NEW YORK CITY — The list of people murdered by the notorious riding-in-tandem killers in Western Visayas, particularly in Iloilo and Negros, and those massacred in “encounters” and police raids is getting thicker; and it appears that Western Visayas has now become the biggest cemetery in the Philippines.
The latest victims, Mercedes Nava, 66, and Erwin Fontillas, 45, mowed down in broad daylight by unidentified killers riding in motorcycle in Brgy. Calajunan, Mandurriao in Iloilo City in the Philippines on January 4, 2019, were another unarmed civilians.
The unprovoked double murder perpetrated in the first week of New Year could mean only one thing: a culture of impunity has now beclouded the “City of Love.”
The killing spree that included the massacres last year of seven suspected members of the New People’s Army (NPA) in Antique in August and the nine farmers in Sagay, Negros Occidental in October; the unsolved murders also last year of Small Town Lottery (STL) operator Samuel Aguilar in March, village chief Remia Gregori in June, and ex-cop Apple Alag in November and Bacolod lawyers and Rafael Atotubo and Ben Ramos, to name only a few, means nobody is safe anymore–not even lawyers, priests, cops, journalists, students, farmers, vendors, and drug addicts.
Every now and then there is violence and bloodshed; and dead bodies are piling up.
If the killings won’t stop, we will soon have to put all the cadavers together in one extended cemetery for all the victims of violence and atrocities.
The reputation of the Police Regional Office 6 (PRO-6) headed by Chief Supt. John Bulalacao is at stake here.
The people are pinning their hopes on the police authority for the progress and quick resolution of the aforementioned sensational crimes.
Ilonggos are anxiously waiting for the immediate arrest and the filing of necessary cases in court against the culprits.
As the people’s demand for justice accelerates, the authorities can’t afford to let those cases slumber or be buried in the police files and be subsequently forgotten and become part of statistics.
Some of these murders aren’t really difficult to crack.
The pieces of evidence and major leads in some of these cases are just waiting to be dug up and unsnarled by determined investigators.
There are many available sources and resources to tap and where to start untangling the ropes of puzzlement: social and mainstream media, community assets, history or background of the involved parties–their affiliations and activities.

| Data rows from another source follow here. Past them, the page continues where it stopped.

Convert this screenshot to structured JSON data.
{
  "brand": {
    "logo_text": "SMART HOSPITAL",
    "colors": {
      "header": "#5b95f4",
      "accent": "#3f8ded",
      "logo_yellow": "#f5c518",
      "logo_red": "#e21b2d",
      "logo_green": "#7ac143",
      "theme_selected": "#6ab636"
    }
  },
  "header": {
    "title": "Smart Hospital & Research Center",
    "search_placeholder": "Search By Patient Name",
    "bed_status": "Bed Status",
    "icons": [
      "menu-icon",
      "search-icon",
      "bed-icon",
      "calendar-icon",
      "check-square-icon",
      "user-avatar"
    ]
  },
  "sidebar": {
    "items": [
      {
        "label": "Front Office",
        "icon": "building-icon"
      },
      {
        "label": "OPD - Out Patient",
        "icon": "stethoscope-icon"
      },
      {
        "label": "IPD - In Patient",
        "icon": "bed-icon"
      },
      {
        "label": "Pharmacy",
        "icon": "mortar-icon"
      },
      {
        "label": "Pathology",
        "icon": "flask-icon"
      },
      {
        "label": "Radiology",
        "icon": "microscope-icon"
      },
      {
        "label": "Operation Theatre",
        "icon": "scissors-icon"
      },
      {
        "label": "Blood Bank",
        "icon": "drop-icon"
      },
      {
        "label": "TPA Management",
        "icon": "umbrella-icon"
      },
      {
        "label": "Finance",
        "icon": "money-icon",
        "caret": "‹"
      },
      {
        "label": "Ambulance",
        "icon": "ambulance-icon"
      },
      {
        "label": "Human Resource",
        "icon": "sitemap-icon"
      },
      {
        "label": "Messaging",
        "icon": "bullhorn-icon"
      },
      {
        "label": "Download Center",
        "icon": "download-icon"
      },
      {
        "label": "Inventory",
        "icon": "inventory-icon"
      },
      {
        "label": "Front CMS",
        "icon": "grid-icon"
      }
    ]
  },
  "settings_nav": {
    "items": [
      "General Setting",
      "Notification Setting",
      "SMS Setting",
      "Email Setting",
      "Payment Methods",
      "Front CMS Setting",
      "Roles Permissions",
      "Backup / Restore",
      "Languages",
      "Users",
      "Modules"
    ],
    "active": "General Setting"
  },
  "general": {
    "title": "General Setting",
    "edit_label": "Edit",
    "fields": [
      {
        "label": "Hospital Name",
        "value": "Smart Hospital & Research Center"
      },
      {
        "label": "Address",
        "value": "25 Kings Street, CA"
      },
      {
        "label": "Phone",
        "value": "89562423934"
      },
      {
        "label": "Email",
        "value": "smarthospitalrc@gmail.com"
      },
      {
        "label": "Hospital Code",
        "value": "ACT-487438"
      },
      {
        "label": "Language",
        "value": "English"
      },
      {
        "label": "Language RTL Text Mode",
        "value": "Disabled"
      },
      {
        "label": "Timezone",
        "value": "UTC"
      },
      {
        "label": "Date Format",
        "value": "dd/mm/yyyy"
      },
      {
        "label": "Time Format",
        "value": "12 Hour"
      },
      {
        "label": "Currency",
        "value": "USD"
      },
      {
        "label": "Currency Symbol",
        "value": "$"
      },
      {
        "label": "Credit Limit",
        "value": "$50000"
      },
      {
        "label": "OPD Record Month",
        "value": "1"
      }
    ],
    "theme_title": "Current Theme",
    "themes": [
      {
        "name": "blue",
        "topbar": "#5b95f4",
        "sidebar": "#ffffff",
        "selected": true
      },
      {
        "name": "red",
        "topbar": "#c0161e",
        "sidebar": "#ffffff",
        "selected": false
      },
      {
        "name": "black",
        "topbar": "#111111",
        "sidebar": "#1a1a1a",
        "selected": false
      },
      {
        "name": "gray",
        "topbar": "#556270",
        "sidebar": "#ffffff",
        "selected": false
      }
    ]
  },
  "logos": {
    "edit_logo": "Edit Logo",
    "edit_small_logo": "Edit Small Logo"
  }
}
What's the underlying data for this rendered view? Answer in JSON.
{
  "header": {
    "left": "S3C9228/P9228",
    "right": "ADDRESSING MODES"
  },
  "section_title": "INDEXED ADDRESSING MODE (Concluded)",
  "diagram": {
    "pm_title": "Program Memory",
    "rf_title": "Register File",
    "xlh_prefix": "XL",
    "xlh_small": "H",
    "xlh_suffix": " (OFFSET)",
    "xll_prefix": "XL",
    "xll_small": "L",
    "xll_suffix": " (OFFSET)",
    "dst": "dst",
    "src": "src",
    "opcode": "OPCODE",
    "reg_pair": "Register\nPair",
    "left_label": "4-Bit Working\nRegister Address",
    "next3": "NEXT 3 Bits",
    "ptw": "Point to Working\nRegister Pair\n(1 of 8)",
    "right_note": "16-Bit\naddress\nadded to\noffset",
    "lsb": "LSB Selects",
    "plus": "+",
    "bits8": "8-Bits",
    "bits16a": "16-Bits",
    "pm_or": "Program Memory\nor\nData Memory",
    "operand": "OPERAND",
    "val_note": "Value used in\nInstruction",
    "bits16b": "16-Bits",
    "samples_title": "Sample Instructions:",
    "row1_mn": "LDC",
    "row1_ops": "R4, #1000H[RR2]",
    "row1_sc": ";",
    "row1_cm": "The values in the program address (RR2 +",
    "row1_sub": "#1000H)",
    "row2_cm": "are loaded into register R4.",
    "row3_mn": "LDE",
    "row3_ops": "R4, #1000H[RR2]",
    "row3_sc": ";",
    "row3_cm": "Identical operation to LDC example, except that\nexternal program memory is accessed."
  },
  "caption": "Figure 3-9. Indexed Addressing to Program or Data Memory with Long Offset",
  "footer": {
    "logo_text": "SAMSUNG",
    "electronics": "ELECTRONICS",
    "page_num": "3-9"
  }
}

If we believe some of the tipsters and sources, most of the hired killers haven’t really left the region and are just waiting for their next lucrative “assignment.”
The motives behind some of these murders can be obtained in the script of soap opera films–jealousy, vengeance, double cross, hatred, envy, avarice, rivalry, politics.
With its vast intelligence resources, there is no way the police can’t put all the dots in their proper holes and solve the puzzles one after another.
We have full trust and confidence on the Philippine National Police (PNP) to finish the job.